⟨

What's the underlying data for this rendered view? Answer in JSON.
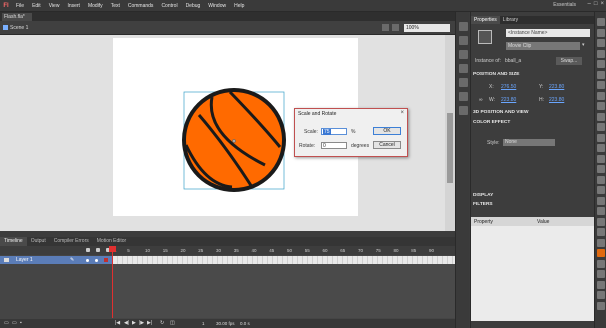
{
  "app": {
    "logo": "Fl",
    "menu": [
      "File",
      "Edit",
      "View",
      "Insert",
      "Modify",
      "Text",
      "Commands",
      "Control",
      "Debug",
      "Window",
      "Help"
    ],
    "workspace": "Essentials",
    "window_buttons": [
      "–",
      "□",
      "×"
    ]
  },
  "document": {
    "tab": "Flash.fla*",
    "scene": "Scene 1",
    "zoom": "100%"
  },
  "dialog": {
    "title": "Scale and Rotate",
    "close": "×",
    "scale_label": "Scale:",
    "scale_value": "75",
    "scale_unit": "%",
    "rotate_label": "Rotate:",
    "rotate_value": "0",
    "rotate_unit": "degrees",
    "ok": "OK",
    "cancel": "Cancel"
  },
  "timeline": {
    "tabs": [
      "Timeline",
      "Output",
      "Compiler Errors",
      "Motion Editor"
    ],
    "ruler": [
      "1",
      "5",
      "10",
      "15",
      "20",
      "25",
      "30",
      "35",
      "40",
      "45",
      "50",
      "55",
      "60",
      "65",
      "70",
      "75",
      "80",
      "85",
      "90"
    ],
    "layer": "Layer 1",
    "fps": "30.00 fps",
    "time": "0.0 s",
    "frame": "1"
  },
  "properties": {
    "tabs": [
      "Properties",
      "Library"
    ],
    "instance_name_placeholder": "<Instance Name>",
    "symbol_type": "Movie Clip",
    "instance_of_label": "Instance of:",
    "instance_of": "bball_a",
    "swap": "Swap...",
    "position_size": "POSITION AND SIZE",
    "x_label": "X:",
    "x_value": "276.50",
    "y_label": "Y:",
    "y_value": "223.80",
    "w_label": "W:",
    "w_value": "223.80",
    "h_label": "H:",
    "h_value": "223.80",
    "three_d": "3D POSITION AND VIEW",
    "color_effect": "COLOR EFFECT",
    "style_label": "Style:",
    "style_value": "None",
    "display": "DISPLAY",
    "filters": "FILTERS",
    "col_property": "Property",
    "col_value": "Value"
  },
  "colors": {
    "ball_fill": "#ff6a00",
    "ball_stroke": "#1a1a1a",
    "playhead": "#e03030",
    "layer_highlight": "#5b7db8"
  }
}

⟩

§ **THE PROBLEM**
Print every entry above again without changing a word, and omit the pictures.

§ **SOLUTION BELOW**
What's the underlying data for this rendered view? Answer in JSON.
{
  "app": {
    "logo": "Fl",
    "menu": [
      "File",
      "Edit",
      "View",
      "Insert",
      "Modify",
      "Text",
      "Commands",
      "Control",
      "Debug",
      "Window",
      "Help"
    ],
    "workspace": "Essentials",
    "window_buttons": [
      "–",
      "□",
      "×"
    ]
  },
  "document": {
    "tab": "Flash.fla*",
    "scene": "Scene 1",
    "zoom": "100%"
  },
  "dialog": {
    "title": "Scale and Rotate",
    "close": "×",
    "scale_label": "Scale:",
    "scale_value": "75",
    "scale_unit": "%",
    "rotate_label": "Rotate:",
    "rotate_value": "0",
    "rotate_unit": "degrees",
    "ok": "OK",
    "cancel": "Cancel"
  },
  "timeline": {
    "tabs": [
      "Timeline",
      "Output",
      "Compiler Errors",
      "Motion Editor"
    ],
    "ruler": [
      "1",
      "5",
      "10",
      "15",
      "20",
      "25",
      "30",
      "35",
      "40",
      "45",
      "50",
      "55",
      "60",
      "65",
      "70",
      "75",
      "80",
      "85",
      "90"
    ],
    "layer": "Layer 1",
    "fps": "30.00 fps",
    "time": "0.0 s",
    "frame": "1"
  },
  "properties": {
    "tabs": [
      "Properties",
      "Library"
    ],
    "instance_name_placeholder": "<Instance Name>",
    "symbol_type": "Movie Clip",
    "instance_of_label": "Instance of:",
    "instance_of": "bball_a",
    "swap": "Swap...",
    "position_size": "POSITION AND SIZE",
    "x_label": "X:",
    "x_value": "276.50",
    "y_label": "Y:",
    "y_value": "223.80",
    "w_label": "W:",
    "w_value": "223.80",
    "h_label": "H:",
    "h_value": "223.80",
    "three_d": "3D POSITION AND VIEW",
    "color_effect": "COLOR EFFECT",
    "style_label": "Style:",
    "style_value": "None",
    "display": "DISPLAY",
    "filters": "FILTERS",
    "col_property": "Property",
    "col_value": "Value"
  },
  "colors": {
    "ball_fill": "#ff6a00",
    "ball_stroke": "#1a1a1a",
    "playhead": "#e03030",
    "layer_highlight": "#5b7db8"
  }
}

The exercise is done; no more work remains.